E. coli in Motion

  title={E. coli in Motion},
  author={Louis J. DeFelice},
  booktitle={Biological and Medical Physics, Biomedical Engineering},

Swimming behavior of the monotrichous bacterium Pseudomonas fluorescens SBW25.

The flagellation and swimming behavior of P. fluorescens SBW25 show some similarity to Caulobacter, a fresh-water inhabitant, while the complex swimming pattern might be an adaptation to the geometrically restricted rhizo- and phyllospheres.

Survival in a Sea of Gradients: Bacterial and Archaeal Foraging in a Heterogeneous Ocean

The physical and biological processes that structure the ocean at the scale of marine microbes, the adaptations enabling them to navigate this patchy seascape, and the way these microscale behaviors can scale-up to influence large-scale biogeochemical processes are described.

Optimal search strategies and intermittent random walk : from restriction enzymes to the albatross flight

This thesis deals with intermittent target search strategies, which combine slow phases, allowing the searcher to detect the target, and fast phases without detection. Foraging animals are an example

Bacterial Proprioception: Can a Bacterium Sense Its Movement?

The mechanism whereby the flagellar motor precisely tunes its chemotaxis output under different mechanical loads, analogous to proprioception in higher order organisms, is discussed and speculated on the roles bacterial proprioceptions might play in a variety of phenomena including the transition to surface-associated lifestyles such as swarming and biofilms.

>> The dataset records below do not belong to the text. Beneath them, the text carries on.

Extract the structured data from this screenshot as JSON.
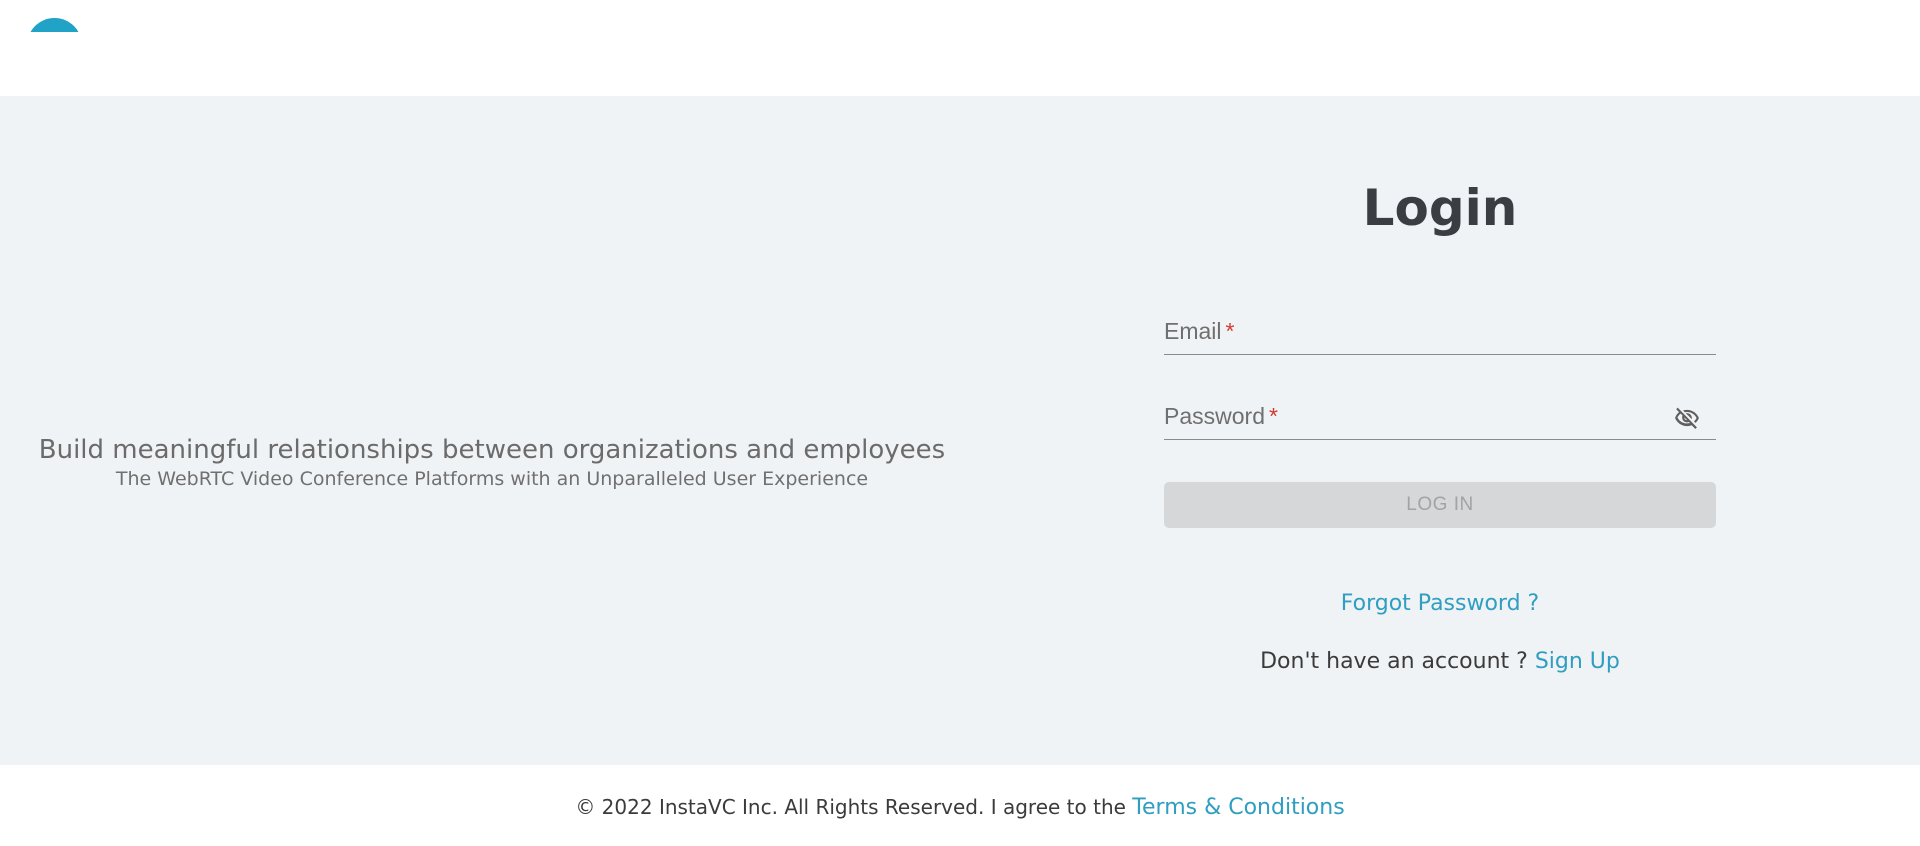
{
  "header": {
    "logo_icon": "instavc-logo-icon",
    "brand_color": "#20a3c6"
  },
  "hero": {
    "title": "Build meaningful relationships between organizations and employees",
    "subtitle": "The WebRTC Video Conference Platforms with an Unparalleled User Experience"
  },
  "login": {
    "title": "Login",
    "email_label": "Email",
    "email_value": "",
    "password_label": "Password",
    "password_value": "",
    "required_marker": "*",
    "visibility_icon": "eye-off-icon",
    "login_button": "LOG IN",
    "forgot_password": "Forgot Password ?",
    "no_account_text": "Don't have an account ?",
    "signup_link": "Sign Up"
  },
  "footer": {
    "copyright": "© 2022 InstaVC Inc. All Rights Reserved. I agree to the",
    "terms_link": "Terms & Conditions"
  },
  "colors": {
    "background": "#f0f3f6",
    "link": "#2f9ec1",
    "required": "#d23b30",
    "button_disabled": "#d6d7d9"
  }
}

Spatial modulation of individual behaviors enables an ordered structure of diverse phenotypes during bacterial group migration

By investigating the single-cell trajectories during group migration, it is discovered that, despite the constant migrating speed of a group, the drift velocities of individual bacteria decrease from the back to the front, which implies the spatial modulation of individual run-and-tumble random motions and enables the bacterial population to migrate as a pushed wave front.

Hydrodynamics and direction change of tumbling bacteria

A theoretical approach to model the angular distribution of swimming E. coli cells during tumbles finds that the main change of direction occurs during the ‘bundling’ part of the process wherein, at the end of a tumble, the dispersed flagellar filaments are brought back together in the helical bundle, which is confirmed using a simplified forced-sphere model.

A model of strongly biased chemotaxis reveals the trade-offs of different bacterial migration strategies.

A model for strong chemotaxis is derived that resolves how both the drift and diffusive components depend on the underlying chemotactic strategy and is tested against individual-based simulations and identifies further refinements that allow the continuum model to resolve boundary effects.

Bacterial flagellar motor

This review outlines what has been learned about the structure and function of the bacterial flagellar motor using a combination of genetics, single-molecule and biophysical techniques, with a focus on recent results and single-Molecule techniques.

Deep learning in light–matter interactions

The emerging opportunities and challenges of deep learning in photonics are discussed, shining light on how deep learning advances photonics.



Random Walks in Biology

This book is a lucid, straightforward introduction to the concepts and techniques of statistical physics that students of biology, biochemistry, and biophysics must know. It provides a sound basis

Über die Sichtbarmachung der Geisseln und die Geisselbewegung der Bakterien

  • Zentralbl. Bakteriol. Parasitenk. Infektionskr. Abt. 1 Orig. 51:14–94.
  • 1909

Flagellar rotation and the mechanism of bacterial motility

BACTERIAL flagella are generally composed of three morphologically distinguishable regions: the long flagellar filament, the hook, and the basal structure which is composed of an intricate set of disks and rods attaching the hook to the cell membrane and cell wall.

Flagella and motility

Targeted disulfide cross-linking of the MotB protein of Escherichia coli: evidence for two H(+) channels in the stator Complex.

A targeted disulfide-cross-linking study is begun to probe the arrangement of membrane segments in the MotA/MotB complex, beginning with the single membrane segment of MotB.

Function of Proline Residues of MotA in Torque Generation by the Flagellar Motor of Escherichia coli

Motor function in Pro 173 and Pro 222 mutants is examined, and properties of the mutants suggest that Pro 173 has a pivotal role in coupling proton flow to motor rotation and is positioned in the channel near Asp 32 of MotB.

Chemomechanical coupling without ATP: the source of energy for motility and chemotaxis in bacteria.

The source of energy for bacterial motility is the intermediate in oxidative phosphorylation, not ATP directly. For chemotaxis, however, there is an additional requirement, presumably ATP. These